Alentis Therapeutics has raised CHF 12.5 million ($12.2 million) to take an advanced liver disease drug toward clinical development. The series A tees a team led by ex-Ablynx CBO Markus Ewert up to advance a lead antibody against a previously undiscovered liver target.
Basel, Switzerland-based Alentis will use the money to mount an R&D campaign it hopes will lead to a drug that can address the growing unmet need in liver fibrosis and cancer. Today, advanced liver disease is a one-way street. Advanced fibrosis is either held steady or gets progressively worse, raising the risk of a patient developing liver cancer as it does.

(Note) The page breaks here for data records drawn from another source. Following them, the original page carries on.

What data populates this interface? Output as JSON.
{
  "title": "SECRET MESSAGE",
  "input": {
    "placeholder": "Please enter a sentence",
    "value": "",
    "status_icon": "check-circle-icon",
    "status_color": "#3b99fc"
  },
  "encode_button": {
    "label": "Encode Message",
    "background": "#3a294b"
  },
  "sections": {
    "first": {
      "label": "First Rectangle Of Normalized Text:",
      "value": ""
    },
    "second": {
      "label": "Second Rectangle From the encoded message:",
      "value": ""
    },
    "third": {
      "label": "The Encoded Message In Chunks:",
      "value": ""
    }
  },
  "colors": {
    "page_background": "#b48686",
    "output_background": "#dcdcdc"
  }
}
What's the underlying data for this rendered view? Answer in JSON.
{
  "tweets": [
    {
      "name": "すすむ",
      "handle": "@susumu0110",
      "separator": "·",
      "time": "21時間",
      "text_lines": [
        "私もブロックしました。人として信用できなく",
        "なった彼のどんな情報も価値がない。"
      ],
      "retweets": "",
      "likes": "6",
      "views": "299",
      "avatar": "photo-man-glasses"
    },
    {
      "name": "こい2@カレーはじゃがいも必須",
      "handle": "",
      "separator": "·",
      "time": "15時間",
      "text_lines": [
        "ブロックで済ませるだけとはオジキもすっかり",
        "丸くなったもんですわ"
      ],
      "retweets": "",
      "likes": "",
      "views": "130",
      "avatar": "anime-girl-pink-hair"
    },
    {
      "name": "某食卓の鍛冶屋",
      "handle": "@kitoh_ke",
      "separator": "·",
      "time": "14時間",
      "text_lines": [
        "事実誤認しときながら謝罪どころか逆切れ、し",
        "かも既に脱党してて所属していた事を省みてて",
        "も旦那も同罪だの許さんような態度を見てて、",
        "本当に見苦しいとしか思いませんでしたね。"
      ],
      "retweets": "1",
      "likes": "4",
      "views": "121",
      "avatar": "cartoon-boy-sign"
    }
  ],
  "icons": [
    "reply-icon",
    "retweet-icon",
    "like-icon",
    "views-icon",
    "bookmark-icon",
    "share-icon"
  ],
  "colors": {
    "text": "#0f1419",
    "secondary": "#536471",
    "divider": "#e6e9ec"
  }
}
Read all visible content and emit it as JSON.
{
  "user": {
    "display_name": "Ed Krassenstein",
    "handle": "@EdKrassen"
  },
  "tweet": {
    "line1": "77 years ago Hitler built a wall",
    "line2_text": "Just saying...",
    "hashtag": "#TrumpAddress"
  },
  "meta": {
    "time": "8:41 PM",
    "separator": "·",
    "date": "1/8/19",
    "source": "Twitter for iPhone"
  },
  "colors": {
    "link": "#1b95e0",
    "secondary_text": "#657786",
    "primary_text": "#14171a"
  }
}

Alentis thinks it doesn’t have to be that way.
“There's an opportunity to reverse [fibrosis] and eventually avoid the fatal progression,” Ewert said.

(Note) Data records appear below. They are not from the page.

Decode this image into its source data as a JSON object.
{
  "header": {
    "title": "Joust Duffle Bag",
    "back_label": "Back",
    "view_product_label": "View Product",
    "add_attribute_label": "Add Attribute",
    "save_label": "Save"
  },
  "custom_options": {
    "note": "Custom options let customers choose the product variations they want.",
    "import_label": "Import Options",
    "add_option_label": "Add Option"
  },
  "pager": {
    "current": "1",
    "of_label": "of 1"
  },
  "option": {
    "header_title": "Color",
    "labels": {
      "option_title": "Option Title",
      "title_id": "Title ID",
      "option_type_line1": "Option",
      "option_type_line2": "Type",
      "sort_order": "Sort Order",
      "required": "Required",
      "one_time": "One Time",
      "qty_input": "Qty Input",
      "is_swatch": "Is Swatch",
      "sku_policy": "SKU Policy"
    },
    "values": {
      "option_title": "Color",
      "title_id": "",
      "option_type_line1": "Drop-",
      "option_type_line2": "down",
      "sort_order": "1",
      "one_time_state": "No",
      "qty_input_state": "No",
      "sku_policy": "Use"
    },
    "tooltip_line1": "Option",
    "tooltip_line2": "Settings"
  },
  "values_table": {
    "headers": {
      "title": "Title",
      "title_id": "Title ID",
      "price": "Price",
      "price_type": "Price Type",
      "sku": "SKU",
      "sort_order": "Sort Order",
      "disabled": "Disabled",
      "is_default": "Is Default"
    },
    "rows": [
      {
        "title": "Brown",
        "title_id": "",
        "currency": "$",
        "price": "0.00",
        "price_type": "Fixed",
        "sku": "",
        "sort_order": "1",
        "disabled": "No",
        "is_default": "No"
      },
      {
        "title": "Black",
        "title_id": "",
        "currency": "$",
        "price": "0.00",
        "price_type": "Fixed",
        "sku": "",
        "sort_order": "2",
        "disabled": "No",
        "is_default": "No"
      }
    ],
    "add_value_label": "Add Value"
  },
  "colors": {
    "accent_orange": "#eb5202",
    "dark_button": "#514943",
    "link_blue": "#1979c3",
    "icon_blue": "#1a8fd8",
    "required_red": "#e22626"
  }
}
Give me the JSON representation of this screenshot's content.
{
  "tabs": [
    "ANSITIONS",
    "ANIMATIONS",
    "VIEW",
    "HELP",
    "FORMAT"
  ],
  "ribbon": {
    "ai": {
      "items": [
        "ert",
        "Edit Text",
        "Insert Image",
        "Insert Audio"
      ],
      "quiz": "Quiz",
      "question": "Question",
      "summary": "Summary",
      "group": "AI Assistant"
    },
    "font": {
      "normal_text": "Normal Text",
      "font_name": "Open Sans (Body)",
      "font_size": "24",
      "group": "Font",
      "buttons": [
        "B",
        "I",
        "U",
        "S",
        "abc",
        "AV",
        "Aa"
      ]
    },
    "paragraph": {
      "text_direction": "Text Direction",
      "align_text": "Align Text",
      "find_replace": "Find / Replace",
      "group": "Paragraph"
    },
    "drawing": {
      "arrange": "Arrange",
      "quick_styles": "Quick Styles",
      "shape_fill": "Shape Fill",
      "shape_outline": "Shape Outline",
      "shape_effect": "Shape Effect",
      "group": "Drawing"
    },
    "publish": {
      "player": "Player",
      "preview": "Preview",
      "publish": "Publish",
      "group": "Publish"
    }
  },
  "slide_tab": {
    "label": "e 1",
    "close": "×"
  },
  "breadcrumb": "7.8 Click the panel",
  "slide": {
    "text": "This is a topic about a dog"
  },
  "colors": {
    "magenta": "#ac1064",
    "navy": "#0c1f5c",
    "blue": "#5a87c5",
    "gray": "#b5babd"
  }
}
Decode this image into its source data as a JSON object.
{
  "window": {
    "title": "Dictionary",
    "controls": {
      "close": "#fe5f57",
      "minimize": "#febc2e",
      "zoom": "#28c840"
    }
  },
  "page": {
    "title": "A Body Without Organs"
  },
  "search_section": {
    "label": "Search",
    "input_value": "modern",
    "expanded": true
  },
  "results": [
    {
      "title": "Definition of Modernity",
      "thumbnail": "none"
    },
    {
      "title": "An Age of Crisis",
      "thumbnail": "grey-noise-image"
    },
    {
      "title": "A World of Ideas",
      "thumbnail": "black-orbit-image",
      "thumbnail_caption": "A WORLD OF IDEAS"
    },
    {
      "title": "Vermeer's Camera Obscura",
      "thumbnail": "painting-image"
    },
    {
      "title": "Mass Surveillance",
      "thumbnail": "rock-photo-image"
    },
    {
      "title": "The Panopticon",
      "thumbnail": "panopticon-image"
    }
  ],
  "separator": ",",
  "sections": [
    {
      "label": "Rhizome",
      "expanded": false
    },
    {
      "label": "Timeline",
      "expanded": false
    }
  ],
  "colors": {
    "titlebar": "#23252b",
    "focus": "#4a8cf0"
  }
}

Ewert, fresh from his role in Ablynx’s €3.9 billion takeover by Sanofi, has joined Alentis as CEO to try to seize that opportunity. Alentis’ hopes of doing so are based on a drug discovery platform and the novel targets and candidates it generates.

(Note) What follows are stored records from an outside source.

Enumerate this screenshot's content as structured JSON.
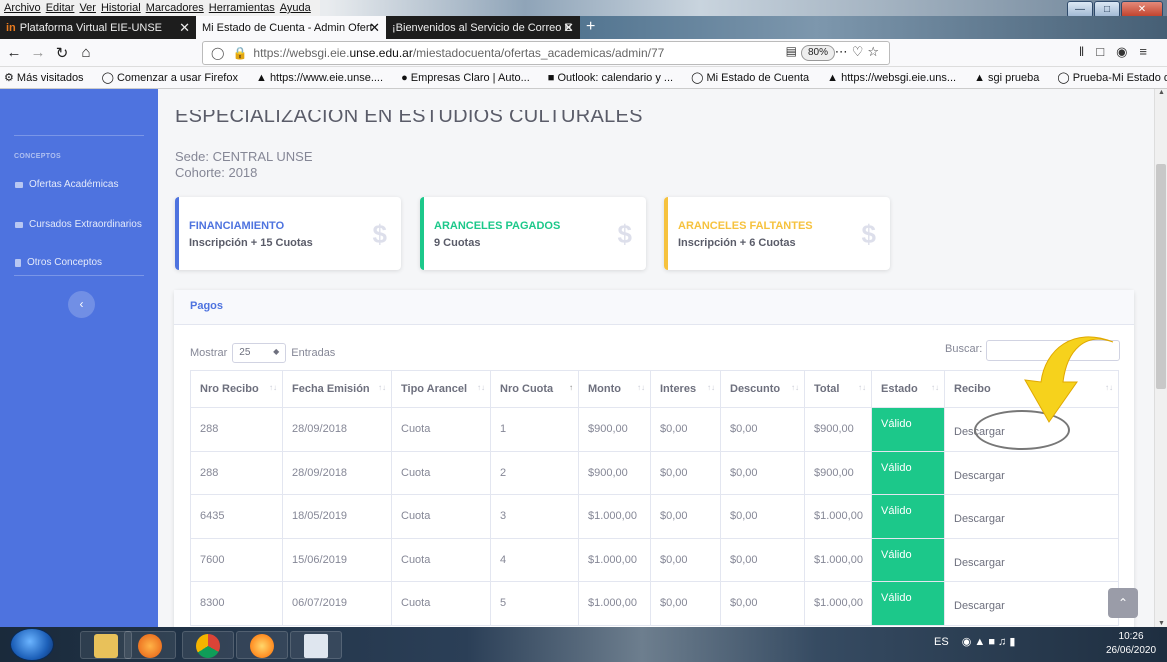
{
  "menubar": {
    "items": [
      "Archivo",
      "Editar",
      "Ver",
      "Historial",
      "Marcadores",
      "Herramientas",
      "Ayuda"
    ]
  },
  "tabs": [
    {
      "label": "Plataforma Virtual EIE-UNSE"
    },
    {
      "label": "Mi Estado de Cuenta - Admin Ofert"
    },
    {
      "label": "¡Bienvenidos al Servicio de Correo E"
    }
  ],
  "url": {
    "prefix": "https://websgi.eie.",
    "host": "unse.edu.ar",
    "path": "/miestadocuenta/ofertas_academicas/admin/77",
    "zoom": "80%"
  },
  "bookmarks": [
    "Más visitados",
    "Comenzar a usar Firefox",
    "https://www.eie.unse....",
    "Empresas Claro | Auto...",
    "Outlook: calendario y ...",
    "Mi Estado de Cuenta",
    "https://websgi.eie.uns...",
    "sgi prueba",
    "Prueba-Mi Estado de ..."
  ],
  "sidebar": {
    "heading": "CONCEPTOS",
    "items": [
      "Ofertas Académicas",
      "Cursados Extraordinarios",
      "Otros Conceptos"
    ]
  },
  "page": {
    "title": "ESPECIALIZACION EN ESTUDIOS CULTURALES",
    "sede": "Sede: CENTRAL UNSE",
    "cohorte": "Cohorte: 2018"
  },
  "cards": [
    {
      "label": "FINANCIAMIENTO",
      "value": "Inscripción + 15 Cuotas",
      "color": "#4e73df"
    },
    {
      "label": "ARANCELES PAGADOS",
      "value": "9 Cuotas",
      "color": "#1cc88a"
    },
    {
      "label": "ARANCELES FALTANTES",
      "value": "Inscripción + 6 Cuotas",
      "color": "#f6c23e"
    }
  ],
  "pagos": {
    "title": "Pagos",
    "mostrar": "Mostrar",
    "page_size": "25",
    "entradas": "Entradas",
    "buscar": "Buscar:",
    "columns": [
      "Nro Recibo",
      "Fecha Emisión",
      "Tipo Arancel",
      "Nro Cuota",
      "Monto",
      "Interes",
      "Descunto",
      "Total",
      "Estado",
      "Recibo"
    ],
    "rows": [
      [
        "288",
        "28/09/2018",
        "Cuota",
        "1",
        "$900,00",
        "$0,00",
        "$0,00",
        "$900,00",
        "Válido",
        "Descargar"
      ],
      [
        "288",
        "28/09/2018",
        "Cuota",
        "2",
        "$900,00",
        "$0,00",
        "$0,00",
        "$900,00",
        "Válido",
        "Descargar"
      ],
      [
        "6435",
        "18/05/2019",
        "Cuota",
        "3",
        "$1.000,00",
        "$0,00",
        "$0,00",
        "$1.000,00",
        "Válido",
        "Descargar"
      ],
      [
        "7600",
        "15/06/2019",
        "Cuota",
        "4",
        "$1.000,00",
        "$0,00",
        "$0,00",
        "$1.000,00",
        "Válido",
        "Descargar"
      ],
      [
        "8300",
        "06/07/2019",
        "Cuota",
        "5",
        "$1.000,00",
        "$0,00",
        "$0,00",
        "$1.000,00",
        "Válido",
        "Descargar"
      ]
    ]
  },
  "taskbar": {
    "lang": "ES",
    "time": "10:26",
    "date": "26/06/2020"
  }
}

Building on the work of research centers in the French city of Strasbourg, Alentis has used knowledge of how gene expression changes as liver disease progresses and cell circuits affect fibrosis and cancer to mimic patients’ evolving biology in cell culture.
“You essentially have something like a diseased liver ... in a petri dish,” Ewert said.
The platform led Alentis to a previously undiscovered molecule it thinks plays a very important role in driving disease biology and cancer. That confidence is backed up by early-stage evidence of what happens when the target is drugged. Having tested an antibody against the target in animal models and human-derived tissues, Alentis has the data to raise a series A and commit to further work.
Swiss VC firms BioMedPartners and BB Pureos Bioventures co-led the round with the support of BPI France, Schroder Adveq and German High-Tech Gründerfonds. Alentis is in talks with other potential investors and could secure further funding in the near future.
The money will enable Alentis to start regulated development and manufacturing of its lead drug while further characterizing the target, how it interacts with the antibody and how the interaction affects signaling and disease pathology.
Alentis, which currently has four employees supported by a network of advisors, is doing research and work related to its platform at a site in Strasbourg. Development, operations and other activities are running out of Basel, where Alentis thinks the depth of biopharma talent will help as it uses the series A to build out its team and tap into the expertise possessed by consultants.